* _EXERCISE INPUT_
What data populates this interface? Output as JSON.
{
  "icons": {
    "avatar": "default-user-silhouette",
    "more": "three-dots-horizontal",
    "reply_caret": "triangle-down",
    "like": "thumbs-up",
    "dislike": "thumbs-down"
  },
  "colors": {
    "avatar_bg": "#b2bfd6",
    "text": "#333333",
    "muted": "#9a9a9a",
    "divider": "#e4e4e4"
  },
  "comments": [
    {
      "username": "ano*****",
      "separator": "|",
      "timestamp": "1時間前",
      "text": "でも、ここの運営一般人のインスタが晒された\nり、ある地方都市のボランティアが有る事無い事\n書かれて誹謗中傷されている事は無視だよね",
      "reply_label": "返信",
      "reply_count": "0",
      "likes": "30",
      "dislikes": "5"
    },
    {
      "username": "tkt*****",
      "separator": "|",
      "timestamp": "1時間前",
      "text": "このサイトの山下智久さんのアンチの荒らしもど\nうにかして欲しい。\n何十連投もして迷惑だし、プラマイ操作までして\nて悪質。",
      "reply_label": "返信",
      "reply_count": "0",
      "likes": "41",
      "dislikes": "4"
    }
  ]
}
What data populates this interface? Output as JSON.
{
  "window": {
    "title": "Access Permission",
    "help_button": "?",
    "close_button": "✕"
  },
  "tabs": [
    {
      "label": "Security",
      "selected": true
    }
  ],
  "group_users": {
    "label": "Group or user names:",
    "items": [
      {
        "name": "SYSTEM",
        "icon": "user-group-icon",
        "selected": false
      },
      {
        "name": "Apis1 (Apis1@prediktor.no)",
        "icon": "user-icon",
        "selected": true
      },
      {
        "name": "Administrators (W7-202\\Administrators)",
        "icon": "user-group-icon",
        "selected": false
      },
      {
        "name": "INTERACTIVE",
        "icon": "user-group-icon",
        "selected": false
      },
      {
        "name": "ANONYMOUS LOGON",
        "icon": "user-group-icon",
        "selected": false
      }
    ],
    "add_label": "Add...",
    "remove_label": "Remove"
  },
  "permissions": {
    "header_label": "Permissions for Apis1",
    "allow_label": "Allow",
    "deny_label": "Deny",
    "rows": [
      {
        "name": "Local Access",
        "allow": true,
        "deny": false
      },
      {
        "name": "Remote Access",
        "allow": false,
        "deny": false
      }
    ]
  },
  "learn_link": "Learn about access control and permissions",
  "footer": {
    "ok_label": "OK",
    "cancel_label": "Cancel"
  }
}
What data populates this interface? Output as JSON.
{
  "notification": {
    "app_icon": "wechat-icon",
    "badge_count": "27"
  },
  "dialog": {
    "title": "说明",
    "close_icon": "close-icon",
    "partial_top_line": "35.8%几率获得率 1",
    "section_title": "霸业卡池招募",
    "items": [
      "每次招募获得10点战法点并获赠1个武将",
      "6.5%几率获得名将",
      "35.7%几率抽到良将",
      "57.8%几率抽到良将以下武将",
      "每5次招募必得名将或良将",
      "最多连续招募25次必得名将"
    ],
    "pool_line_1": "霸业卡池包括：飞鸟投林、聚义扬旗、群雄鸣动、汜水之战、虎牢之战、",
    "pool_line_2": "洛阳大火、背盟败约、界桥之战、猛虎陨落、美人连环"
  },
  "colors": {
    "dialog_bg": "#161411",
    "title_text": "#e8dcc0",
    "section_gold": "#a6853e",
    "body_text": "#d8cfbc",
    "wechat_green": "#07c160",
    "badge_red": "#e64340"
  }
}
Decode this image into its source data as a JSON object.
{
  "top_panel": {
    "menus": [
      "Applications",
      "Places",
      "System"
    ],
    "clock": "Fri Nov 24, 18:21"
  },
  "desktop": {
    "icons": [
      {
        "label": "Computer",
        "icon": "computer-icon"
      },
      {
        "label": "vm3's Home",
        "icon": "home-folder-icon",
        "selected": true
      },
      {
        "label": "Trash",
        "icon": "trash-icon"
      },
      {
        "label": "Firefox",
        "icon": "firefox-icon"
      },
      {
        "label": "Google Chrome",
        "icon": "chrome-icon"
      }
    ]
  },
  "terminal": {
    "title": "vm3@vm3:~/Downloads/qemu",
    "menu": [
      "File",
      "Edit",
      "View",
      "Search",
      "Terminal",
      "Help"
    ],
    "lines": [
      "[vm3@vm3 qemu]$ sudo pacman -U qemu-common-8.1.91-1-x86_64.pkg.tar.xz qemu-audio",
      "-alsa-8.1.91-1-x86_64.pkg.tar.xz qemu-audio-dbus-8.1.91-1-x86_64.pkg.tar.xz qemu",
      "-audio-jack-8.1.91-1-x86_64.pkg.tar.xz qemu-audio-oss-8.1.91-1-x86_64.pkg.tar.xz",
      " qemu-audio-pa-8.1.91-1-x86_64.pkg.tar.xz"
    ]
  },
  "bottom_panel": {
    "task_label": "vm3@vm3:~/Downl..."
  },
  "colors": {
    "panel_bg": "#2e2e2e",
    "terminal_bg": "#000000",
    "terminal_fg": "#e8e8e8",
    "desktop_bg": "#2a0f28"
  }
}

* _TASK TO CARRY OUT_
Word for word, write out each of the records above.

* _RESPONSE BOX_
What data populates this interface? Output as JSON.
{
  "icons": {
    "avatar": "default-user-silhouette",
    "more": "three-dots-horizontal",
    "reply_caret": "triangle-down",
    "like": "thumbs-up",
    "dislike": "thumbs-down"
  },
  "colors": {
    "avatar_bg": "#b2bfd6",
    "text": "#333333",
    "muted": "#9a9a9a",
    "divider": "#e4e4e4"
  },
  "comments": [
    {
      "username": "ano*****",
      "separator": "|",
      "timestamp": "1時間前",
      "text": "でも、ここの運営一般人のインスタが晒された\nり、ある地方都市のボランティアが有る事無い事\n書かれて誹謗中傷されている事は無視だよね",
      "reply_label": "返信",
      "reply_count": "0",
      "likes": "30",
      "dislikes": "5"
    },
    {
      "username": "tkt*****",
      "separator": "|",
      "timestamp": "1時間前",
      "text": "このサイトの山下智久さんのアンチの荒らしもど\nうにかして欲しい。\n何十連投もして迷惑だし、プラマイ操作までして\nて悪質。",
      "reply_label": "返信",
      "reply_count": "0",
      "likes": "41",
      "dislikes": "4"
    }
  ]
}
What data populates this interface? Output as JSON.
{
  "window": {
    "title": "Access Permission",
    "help_button": "?",
    "close_button": "✕"
  },
  "tabs": [
    {
      "label": "Security",
      "selected": true
    }
  ],
  "group_users": {
    "label": "Group or user names:",
    "items": [
      {
        "name": "SYSTEM",
        "icon": "user-group-icon",
        "selected": false
      },
      {
        "name": "Apis1 (Apis1@prediktor.no)",
        "icon": "user-icon",
        "selected": true
      },
      {
        "name": "Administrators (W7-202\\Administrators)",
        "icon": "user-group-icon",
        "selected": false
      },
      {
        "name": "INTERACTIVE",
        "icon": "user-group-icon",
        "selected": false
      },
      {
        "name": "ANONYMOUS LOGON",
        "icon": "user-group-icon",
        "selected": false
      }
    ],
    "add_label": "Add...",
    "remove_label": "Remove"
  },
  "permissions": {
    "header_label": "Permissions for Apis1",
    "allow_label": "Allow",
    "deny_label": "Deny",
    "rows": [
      {
        "name": "Local Access",
        "allow": true,
        "deny": false
      },
      {
        "name": "Remote Access",
        "allow": false,
        "deny": false
      }
    ]
  },
  "learn_link": "Learn about access control and permissions",
  "footer": {
    "ok_label": "OK",
    "cancel_label": "Cancel"
  }
}
What data populates this interface? Output as JSON.
{
  "notification": {
    "app_icon": "wechat-icon",
    "badge_count": "27"
  },
  "dialog": {
    "title": "说明",
    "close_icon": "close-icon",
    "partial_top_line": "35.8%几率获得率 1",
    "section_title": "霸业卡池招募",
    "items": [
      "每次招募获得10点战法点并获赠1个武将",
      "6.5%几率获得名将",
      "35.7%几率抽到良将",
      "57.8%几率抽到良将以下武将",
      "每5次招募必得名将或良将",
      "最多连续招募25次必得名将"
    ],
    "pool_line_1": "霸业卡池包括：飞鸟投林、聚义扬旗、群雄鸣动、汜水之战、虎牢之战、",
    "pool_line_2": "洛阳大火、背盟败约、界桥之战、猛虎陨落、美人连环"
  },
  "colors": {
    "dialog_bg": "#161411",
    "title_text": "#e8dcc0",
    "section_gold": "#a6853e",
    "body_text": "#d8cfbc",
    "wechat_green": "#07c160",
    "badge_red": "#e64340"
  }
}
Decode this image into its source data as a JSON object.
{
  "top_panel": {
    "menus": [
      "Applications",
      "Places",
      "System"
    ],
    "clock": "Fri Nov 24, 18:21"
  },
  "desktop": {
    "icons": [
      {
        "label": "Computer",
        "icon": "computer-icon"
      },
      {
        "label": "vm3's Home",
        "icon": "home-folder-icon",
        "selected": true
      },
      {
        "label": "Trash",
        "icon": "trash-icon"
      },
      {
        "label": "Firefox",
        "icon": "firefox-icon"
      },
      {
        "label": "Google Chrome",
        "icon": "chrome-icon"
      }
    ]
  },
  "terminal": {
    "title": "vm3@vm3:~/Downloads/qemu",
    "menu": [
      "File",
      "Edit",
      "View",
      "Search",
      "Terminal",
      "Help"
    ],
    "lines": [
      "[vm3@vm3 qemu]$ sudo pacman -U qemu-common-8.1.91-1-x86_64.pkg.tar.xz qemu-audio",
      "-alsa-8.1.91-1-x86_64.pkg.tar.xz qemu-audio-dbus-8.1.91-1-x86_64.pkg.tar.xz qemu",
      "-audio-jack-8.1.91-1-x86_64.pkg.tar.xz qemu-audio-oss-8.1.91-1-x86_64.pkg.tar.xz",
      " qemu-audio-pa-8.1.91-1-x86_64.pkg.tar.xz"
    ]
  },
  "bottom_panel": {
    "task_label": "vm3@vm3:~/Downl..."
  },
  "colors": {
    "panel_bg": "#2e2e2e",
    "terminal_bg": "#000000",
    "terminal_fg": "#e8e8e8",
    "desktop_bg": "#2a0f28"
  }
}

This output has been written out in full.